* [Goal of the exercise]:
Whenever a picture appears in the data, skip it and write out all other material exactly.
——
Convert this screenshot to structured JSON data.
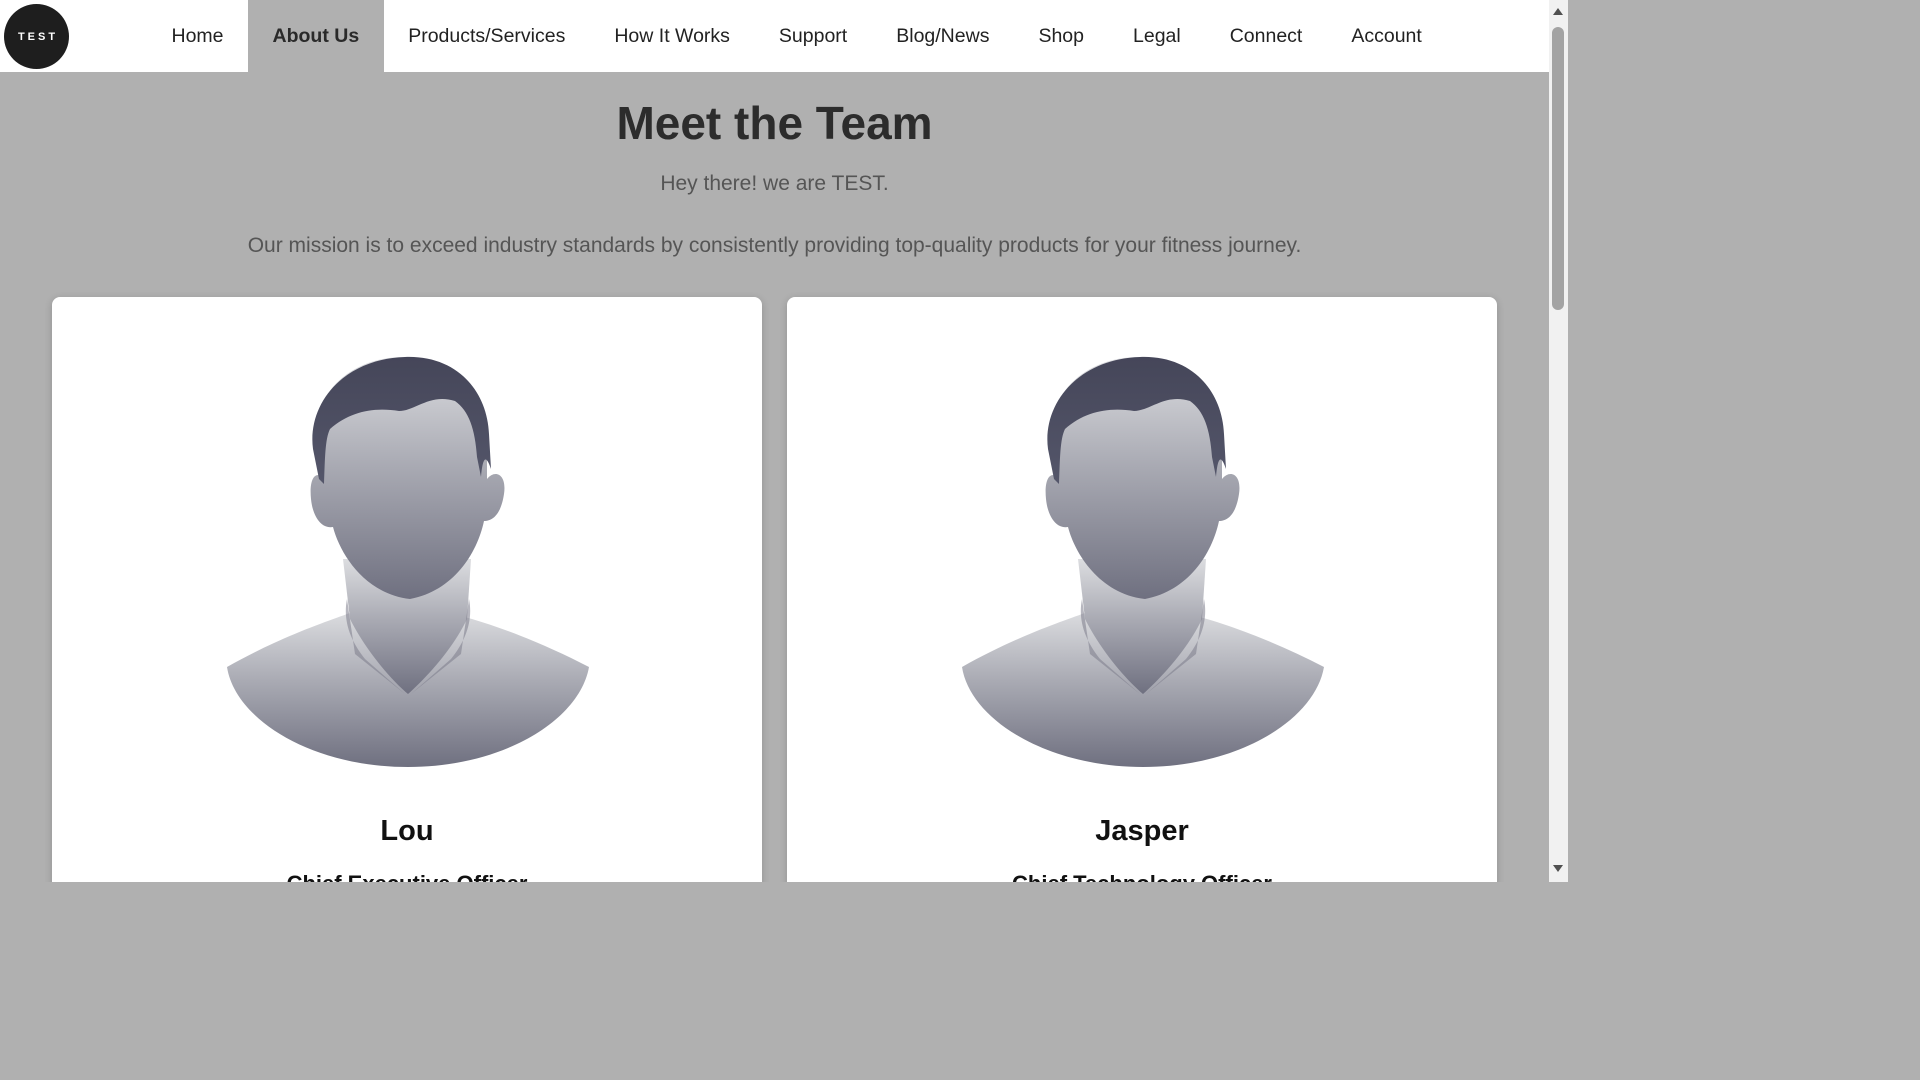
{
  "logo": {
    "text": "TEST"
  },
  "nav": {
    "items": [
      {
        "label": "Home",
        "active": false
      },
      {
        "label": "About Us",
        "active": true
      },
      {
        "label": "Products/Services",
        "active": false
      },
      {
        "label": "How It Works",
        "active": false
      },
      {
        "label": "Support",
        "active": false
      },
      {
        "label": "Blog/News",
        "active": false
      },
      {
        "label": "Shop",
        "active": false
      },
      {
        "label": "Legal",
        "active": false
      },
      {
        "label": "Connect",
        "active": false
      },
      {
        "label": "Account",
        "active": false
      }
    ]
  },
  "main": {
    "title": "Meet the Team",
    "subtitle": "Hey there! we are TEST.",
    "mission": "Our mission is to exceed industry standards by consistently providing top-quality products for your fitness journey."
  },
  "team": [
    {
      "name": "Lou",
      "role": "Chief Executive Officer",
      "avatar_icon": "person-silhouette-icon"
    },
    {
      "name": "Jasper",
      "role": "Chief Technology Officer",
      "avatar_icon": "person-silhouette-icon"
    }
  ],
  "colors": {
    "page_background": "#b0b0b0",
    "nav_background": "#ffffff",
    "active_tab": "#b0b0b0",
    "logo_background": "#1e1e1e",
    "card_background": "#ffffff"
  }
}
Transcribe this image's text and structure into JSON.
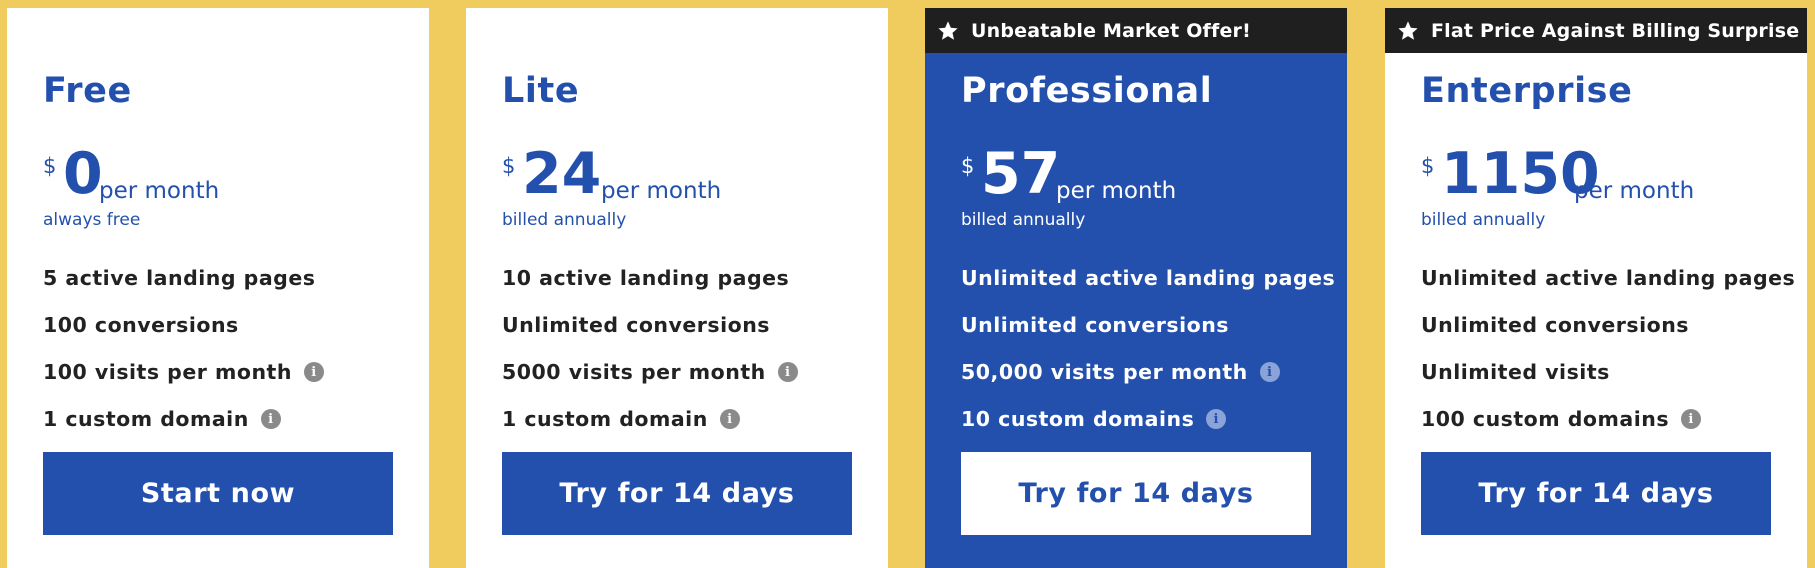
{
  "currency_symbol": "$",
  "period_label": "per month",
  "plans": [
    {
      "name": "Free",
      "banner": "",
      "price": "0",
      "billing": "always free",
      "features": [
        {
          "text": "5 active landing pages",
          "info": false
        },
        {
          "text": "100 conversions",
          "info": false
        },
        {
          "text": "100 visits per month",
          "info": true
        },
        {
          "text": "1 custom domain",
          "info": true
        }
      ],
      "cta": "Start now"
    },
    {
      "name": "Lite",
      "banner": "",
      "price": "24",
      "billing": "billed annually",
      "features": [
        {
          "text": "10 active landing pages",
          "info": false
        },
        {
          "text": "Unlimited conversions",
          "info": false
        },
        {
          "text": "5000 visits per month",
          "info": true
        },
        {
          "text": "1 custom domain",
          "info": true
        }
      ],
      "cta": "Try for 14 days"
    },
    {
      "name": "Professional",
      "banner": "Unbeatable Market Offer!",
      "price": "57",
      "billing": "billed annually",
      "features": [
        {
          "text": "Unlimited active landing pages",
          "info": false
        },
        {
          "text": "Unlimited conversions",
          "info": false
        },
        {
          "text": "50,000 visits per month",
          "info": true
        },
        {
          "text": "10 custom domains",
          "info": true
        }
      ],
      "cta": "Try for 14 days"
    },
    {
      "name": "Enterprise",
      "banner": "Flat Price Against Billing Surprise",
      "price": "1150",
      "billing": "billed annually",
      "features": [
        {
          "text": "Unlimited active landing pages",
          "info": false
        },
        {
          "text": "Unlimited conversions",
          "info": false
        },
        {
          "text": "Unlimited visits",
          "info": false
        },
        {
          "text": "100 custom domains",
          "info": true
        }
      ],
      "cta": "Try for 14 days"
    }
  ],
  "info_icon_glyph": "i",
  "icons": {
    "banner": "star-icon",
    "feature_info": "info-icon"
  },
  "colors": {
    "background": "#f0cb5e",
    "brand_blue": "#2350ad",
    "banner_black": "#1f1f1f",
    "info_gray": "#8a8a8a"
  }
}
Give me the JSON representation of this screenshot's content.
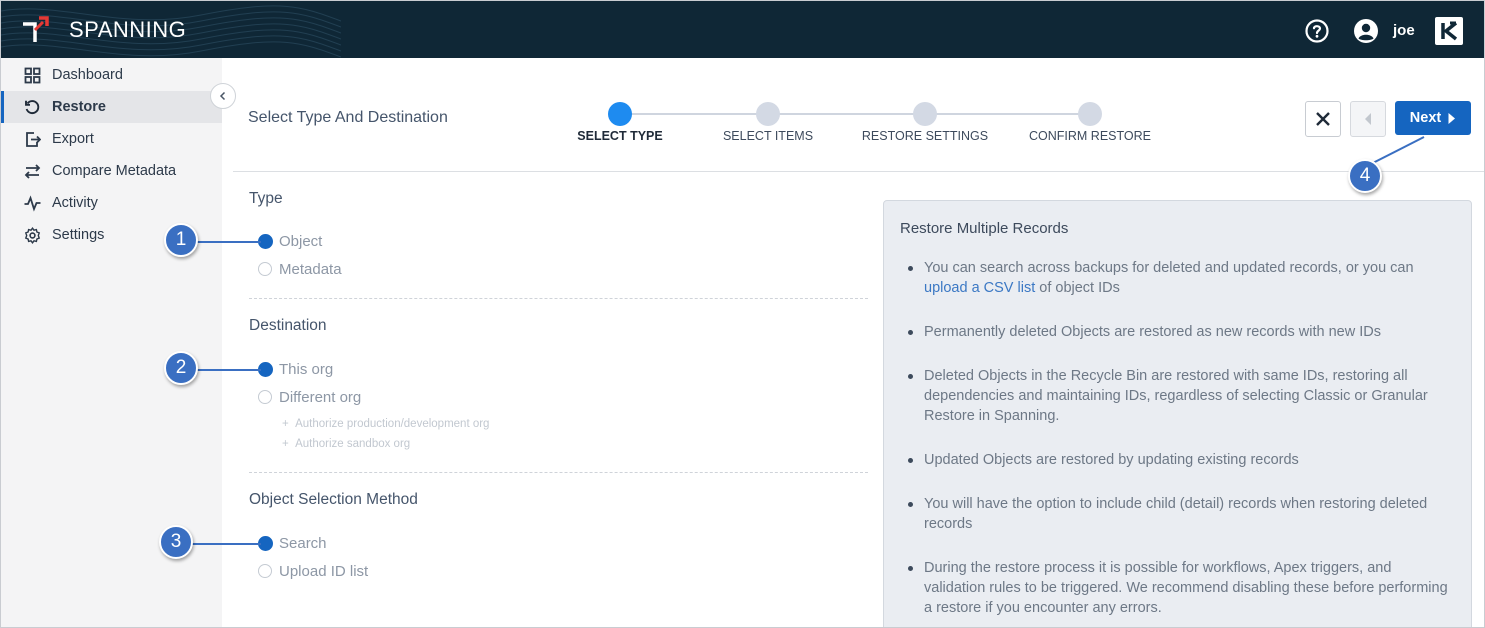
{
  "app": {
    "brand": "SPANNING",
    "username": "joe"
  },
  "colors": {
    "topbar": "#0f2736",
    "primary": "#1565c0",
    "step_active": "#1e8bf0",
    "callout": "#3a6fc2"
  },
  "sidebar": {
    "items": [
      {
        "label": "Dashboard",
        "icon": "grid-icon",
        "active": false
      },
      {
        "label": "Restore",
        "icon": "restore-icon",
        "active": true
      },
      {
        "label": "Export",
        "icon": "export-icon",
        "active": false
      },
      {
        "label": "Compare Metadata",
        "icon": "compare-arrows-icon",
        "active": false
      },
      {
        "label": "Activity",
        "icon": "activity-icon",
        "active": false
      },
      {
        "label": "Settings",
        "icon": "gear-icon",
        "active": false
      }
    ]
  },
  "header": {
    "title": "Select Type And Destination",
    "steps": [
      {
        "label": "SELECT TYPE",
        "active": true
      },
      {
        "label": "SELECT ITEMS",
        "active": false
      },
      {
        "label": "RESTORE SETTINGS",
        "active": false
      },
      {
        "label": "CONFIRM RESTORE",
        "active": false
      }
    ],
    "next_label": "Next"
  },
  "form": {
    "type": {
      "title": "Type",
      "options": [
        "Object",
        "Metadata"
      ],
      "selected": "Object"
    },
    "destination": {
      "title": "Destination",
      "options": [
        "This org",
        "Different org"
      ],
      "selected": "This org",
      "links": [
        "Authorize production/development org",
        "Authorize sandbox org"
      ]
    },
    "method": {
      "title": "Object Selection Method",
      "options": [
        "Search",
        "Upload ID list"
      ],
      "selected": "Search"
    }
  },
  "info": {
    "title": "Restore Multiple Records",
    "bullet1_pre": "You can search across backups for deleted and updated records, or you can",
    "bullet1_link": "upload a CSV list",
    "bullet1_post": "of object IDs",
    "bullets": [
      "Permanently deleted Objects are restored as new records with new IDs",
      "Deleted Objects in the Recycle Bin are restored with same IDs, restoring all dependencies and maintaining IDs, regardless of selecting Classic or Granular Restore in Spanning.",
      "Updated Objects are restored by updating existing records",
      "You will have the option to include child (detail) records when restoring deleted records",
      "During the restore process it is possible for workflows, Apex triggers, and validation rules to be triggered. We recommend disabling these before performing a restore if you encounter any errors."
    ]
  },
  "callouts": [
    "1",
    "2",
    "3",
    "4"
  ]
}
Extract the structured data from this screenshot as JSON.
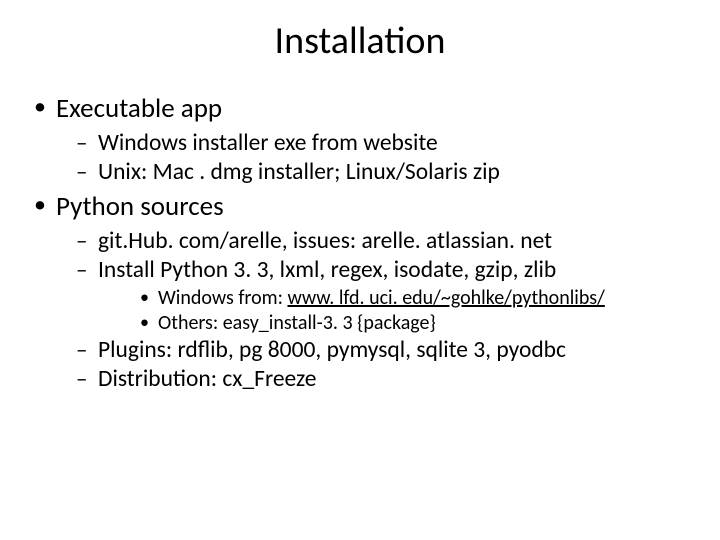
{
  "title": "Installation",
  "bullets": {
    "b1": "Executable app",
    "b1_1": "Windows installer exe from website",
    "b1_2": "Unix: Mac . dmg installer; Linux/Solaris zip",
    "b2": "Python sources",
    "b2_1": "git.Hub. com/arelle, issues: arelle. atlassian. net",
    "b2_2": "Install Python 3. 3, lxml, regex, isodate, gzip, zlib",
    "b2_2_1_prefix": "Windows from: ",
    "b2_2_1_link": "www. lfd. uci. edu/~gohlke/pythonlibs/",
    "b2_2_2": "Others: easy_install-3. 3 {package}",
    "b2_3": "Plugins: rdflib, pg 8000, pymysql, sqlite 3, pyodbc",
    "b2_4": "Distribution: cx_Freeze"
  }
}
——
* [Answer space]:
Convert this screenshot to structured JSON data.
{
  "logo": {
    "text": "TEST"
  },
  "nav": {
    "items": [
      {
        "label": "Home",
        "active": false
      },
      {
        "label": "About Us",
        "active": true
      },
      {
        "label": "Products/Services",
        "active": false
      },
      {
        "label": "How It Works",
        "active": false
      },
      {
        "label": "Support",
        "active": false
      },
      {
        "label": "Blog/News",
        "active": false
      },
      {
        "label": "Shop",
        "active": false
      },
      {
        "label": "Legal",
        "active": false
      },
      {
        "label": "Connect",
        "active": false
      },
      {
        "label": "Account",
        "active": false
      }
    ]
  },
  "main": {
    "title": "Meet the Team",
    "subtitle": "Hey there! we are TEST.",
    "mission": "Our mission is to exceed industry standards by consistently providing top-quality products for your fitness journey."
  },
  "team": [
    {
      "name": "Lou",
      "role": "Chief Executive Officer",
      "avatar_icon": "person-silhouette-icon"
    },
    {
      "name": "Jasper",
      "role": "Chief Technology Officer",
      "avatar_icon": "person-silhouette-icon"
    }
  ],
  "colors": {
    "page_background": "#b0b0b0",
    "nav_background": "#ffffff",
    "active_tab": "#b0b0b0",
    "logo_background": "#1e1e1e",
    "card_background": "#ffffff"
  }
}
Transcribe this image's text and structure into JSON.
{
  "currency_symbol": "$",
  "period_label": "per month",
  "plans": [
    {
      "name": "Free",
      "banner": "",
      "price": "0",
      "billing": "always free",
      "features": [
        {
          "text": "5 active landing pages",
          "info": false
        },
        {
          "text": "100 conversions",
          "info": false
        },
        {
          "text": "100 visits per month",
          "info": true
        },
        {
          "text": "1 custom domain",
          "info": true
        }
      ],
      "cta": "Start now"
    },
    {
      "name": "Lite",
      "banner": "",
      "price": "24",
      "billing": "billed annually",
      "features": [
        {
          "text": "10 active landing pages",
          "info": false
        },
        {
          "text": "Unlimited conversions",
          "info": false
        },
        {
          "text": "5000 visits per month",
          "info": true
        },
        {
          "text": "1 custom domain",
          "info": true
        }
      ],
      "cta": "Try for 14 days"
    },
    {
      "name": "Professional",
      "banner": "Unbeatable Market Offer!",
      "price": "57",
      "billing": "billed annually",
      "features": [
        {
          "text": "Unlimited active landing pages",
          "info": false
        },
        {
          "text": "Unlimited conversions",
          "info": false
        },
        {
          "text": "50,000 visits per month",
          "info": true
        },
        {
          "text": "10 custom domains",
          "info": true
        }
      ],
      "cta": "Try for 14 days"
    },
    {
      "name": "Enterprise",
      "banner": "Flat Price Against Billing Surprise",
      "price": "1150",
      "billing": "billed annually",
      "features": [
        {
          "text": "Unlimited active landing pages",
          "info": false
        },
        {
          "text": "Unlimited conversions",
          "info": false
        },
        {
          "text": "Unlimited visits",
          "info": false
        },
        {
          "text": "100 custom domains",
          "info": true
        }
      ],
      "cta": "Try for 14 days"
    }
  ],
  "info_icon_glyph": "i",
  "icons": {
    "banner": "star-icon",
    "feature_info": "info-icon"
  },
  "colors": {
    "background": "#f0cb5e",
    "brand_blue": "#2350ad",
    "banner_black": "#1f1f1f",
    "info_gray": "#8a8a8a"
  }
}
Give me the JSON representation of this screenshot's content.
{
  "app": {
    "brand": "SPANNING",
    "username": "joe"
  },
  "colors": {
    "topbar": "#0f2736",
    "primary": "#1565c0",
    "step_active": "#1e8bf0",
    "callout": "#3a6fc2"
  },
  "sidebar": {
    "items": [
      {
        "label": "Dashboard",
        "icon": "grid-icon",
        "active": false
      },
      {
        "label": "Restore",
        "icon": "restore-icon",
        "active": true
      },
      {
        "label": "Export",
        "icon": "export-icon",
        "active": false
      },
      {
        "label": "Compare Metadata",
        "icon": "compare-arrows-icon",
        "active": false
      },
      {
        "label": "Activity",
        "icon": "activity-icon",
        "active": false
      },
      {
        "label": "Settings",
        "icon": "gear-icon",
        "active": false
      }
    ]
  },
  "header": {
    "title": "Select Type And Destination",
    "steps": [
      {
        "label": "SELECT TYPE",
        "active": true
      },
      {
        "label": "SELECT ITEMS",
        "active": false
      },
      {
        "label": "RESTORE SETTINGS",
        "active": false
      },
      {
        "label": "CONFIRM RESTORE",
        "active": false
      }
    ],
    "next_label": "Next"
  },
  "form": {
    "type": {
      "title": "Type",
      "options": [
        "Object",
        "Metadata"
      ],
      "selected": "Object"
    },
    "destination": {
      "title": "Destination",
      "options": [
        "This org",
        "Different org"
      ],
      "selected": "This org",
      "links": [
        "Authorize production/development org",
        "Authorize sandbox org"
      ]
    },
    "method": {
      "title": "Object Selection Method",
      "options": [
        "Search",
        "Upload ID list"
      ],
      "selected": "Search"
    }
  },
  "info": {
    "title": "Restore Multiple Records",
    "bullet1_pre": "You can search across backups for deleted and updated records, or you can",
    "bullet1_link": "upload a CSV list",
    "bullet1_post": "of object IDs",
    "bullets": [
      "Permanently deleted Objects are restored as new records with new IDs",
      "Deleted Objects in the Recycle Bin are restored with same IDs, restoring all dependencies and maintaining IDs, regardless of selecting Classic or Granular Restore in Spanning.",
      "Updated Objects are restored by updating existing records",
      "You will have the option to include child (detail) records when restoring deleted records",
      "During the restore process it is possible for workflows, Apex triggers, and validation rules to be triggered. We recommend disabling these before performing a restore if you encounter any errors."
    ]
  },
  "callouts": [
    "1",
    "2",
    "3",
    "4"
  ]
}
Extract the structured data from this screenshot as JSON.
{
  "title": "Installation",
  "bullets": {
    "b1": "Executable app",
    "b1_1": "Windows installer exe from website",
    "b1_2": "Unix: Mac . dmg installer; Linux/Solaris zip",
    "b2": "Python sources",
    "b2_1": "git.Hub. com/arelle, issues: arelle. atlassian. net",
    "b2_2": "Install Python 3. 3, lxml, regex, isodate, gzip, zlib",
    "b2_2_1_prefix": "Windows from: ",
    "b2_2_1_link": "www. lfd. uci. edu/~gohlke/pythonlibs/",
    "b2_2_2": "Others: easy_install-3. 3 {package}",
    "b2_3": "Plugins: rdflib, pg 8000, pymysql, sqlite 3, pyodbc",
    "b2_4": "Distribution: cx_Freeze"
  }
}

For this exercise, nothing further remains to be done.